It is day one of Cervivor School. I look around the room at 25 women who have all had the same diagnosis; cervical cancer. It feels like a family, but do I belong in this family? I mean, sure I was diagnosed with cervical cancer too; but mine was found early. I was easily treated with a hysterectomy. I didn’t endure chemotherapy or radiation. I haven’t gone into early menopause. I was lucky to have children before I had my fertility taken from me. This is a room of survivors. Women who have been through or are going through the real battle. Women who have lost their hair. Women who will never be able to have children. Women who are going into menopause in their 20’s. Do I belong in this room, with these women who I look at as warriors? I am no warrior. I was one of the lucky ones. This is not my place. I feel like a fraud.

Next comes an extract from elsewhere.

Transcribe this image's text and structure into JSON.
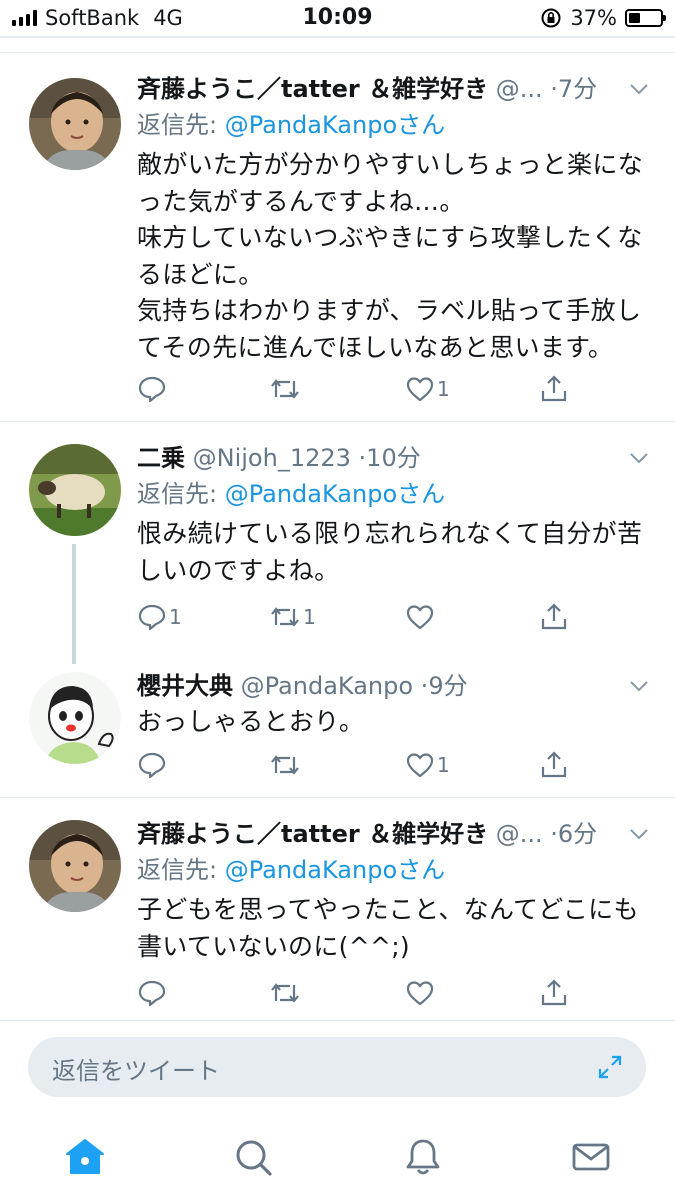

Tamika, the founder of Cervivor, shows us women who have been in this room before us, some who were supposed to be here today; but cannot be because they are no longer with us. It brings me to tears. She tells us her story and it is heartbreaking. Tamika talks about our stories, and how every single one matters. We have all been through a cervical cancer diagnosis. We have all had different treatments. We have all made it to this room. She asks if anyone feels like they don’t belong here. I feel like I should raise my hand, but I don’t. I don’t want to call attention to the fact that I haven’t been through what all these women have been through. Maybe I can make it through the weekend without anyone figuring me out.
Now we take a break and reflect on what has just been said. We break into groups of four. I timidly walk around the room to find a group that doesn’t have four yet. I find a group with two women who are older than me and one much younger. I will let them do all the talking. Their stories matter, not mine. One of the older women starts to tell her story. It sounds familiar. Abnormal Pap, cervical cancer, hysterectomy, recovery. Wait, what? That is my story. The other woman begins to tell her story and again, it sounds familiar. Abnormal Pap, cervical cancer, hysterectomy, recovery. This can’t be right? These women’s stories are too similar to mine. And yet, as each of them tell their stories I feel connected. My heart breaks as they talk about being diagnosed. As they talk about all the time waiting between appointments, and all of the unknowns. These are all of the things that I went through. The pains and anxiety that I went through. The same surgeries that I went through, and the same guilt that I carry with me, as I feel unworthy of being called a survivor. Then there is the younger woman sitting across from me, I know her story is not like ours. I was with her the day before as she took off her wig and revealed her short hair that is growing back from her last rounds of chemotherapy. I do not know her story, but I know that it is not like mine. But here she is, sitting with the three of us. Listening to our stories and encouraging us to tell them. Asking questions about what we have been through and relating. She doesn’t tell us her story, and focuses on us. She is understanding and informative. She is passionate about what we have to say. I begin to feel like maybe I do belong here. Maybe this corner of the room with these 3 other women is exactly where I am supposed to be. Maybe this is precisely what I have been looking for over the last two years. Maybe my story is important, and powerful. Maybe my story can touch people’s hearts the same way these women’s stories just touched mine. And now our time is up. I walk back to my seat and a feeling of relief washes over me. I know that a shift has just been made. Something inside me has changed in these last 20 minutes with these 3 women.
Laura, the young woman who was just in our group walks to the front of the room to present her story to us. She is in her early 20’s. She is vibrant, and her smile lights up the room. Her story begins the same as many of ours. Cervical cancer, chemotherapy, radiation, no evidence of disease. But then her story changes. Recurrence, chemotherapy, terminal. My heart sinks. This woman is standing in front of us fighting a cancer that she knows is going to kill her. And I think, “What is her message to me?” That my fight is not as hard as hers? That I don’t belong here because I didn’t have to go through chemotherapy or radiation? No. Her message is that I need to tell my story. The world needs to hear my story. No one should have to die from this cancer, and the way to help make sure that happens is through my story. I do belong here in this room with these warriors, with these survivors. Not as an outsider, but as one of them. Chemotherapy and radiation are not what makes us a survivor. Cancer is what makes us a survivor. The fraud that was sitting in this same chair 20 minutes ago is gone. I am now sitting here as a Cervivor with a story to tell.
Keziah Corry is a 2-year Cervical Cancer Survivor. She lives in Seattle WA, with her incredibly handsome husband, two of the cutest kids the world has to offer and her sweet little pug. She spends most of her free time, with her feet in the sand and a glass of wine in her hand. Read Keziah’s Cervivor story here.
One thought on “Finding My Cervivor Voice”
Keziah I am so glad to have met you at Cervivor School earlier this year. Love this blog post. I felt the same when I attended my first Cervivor School and didn’t say or share much while I was there. Thank you for sharing some of your experience from Cape Cod.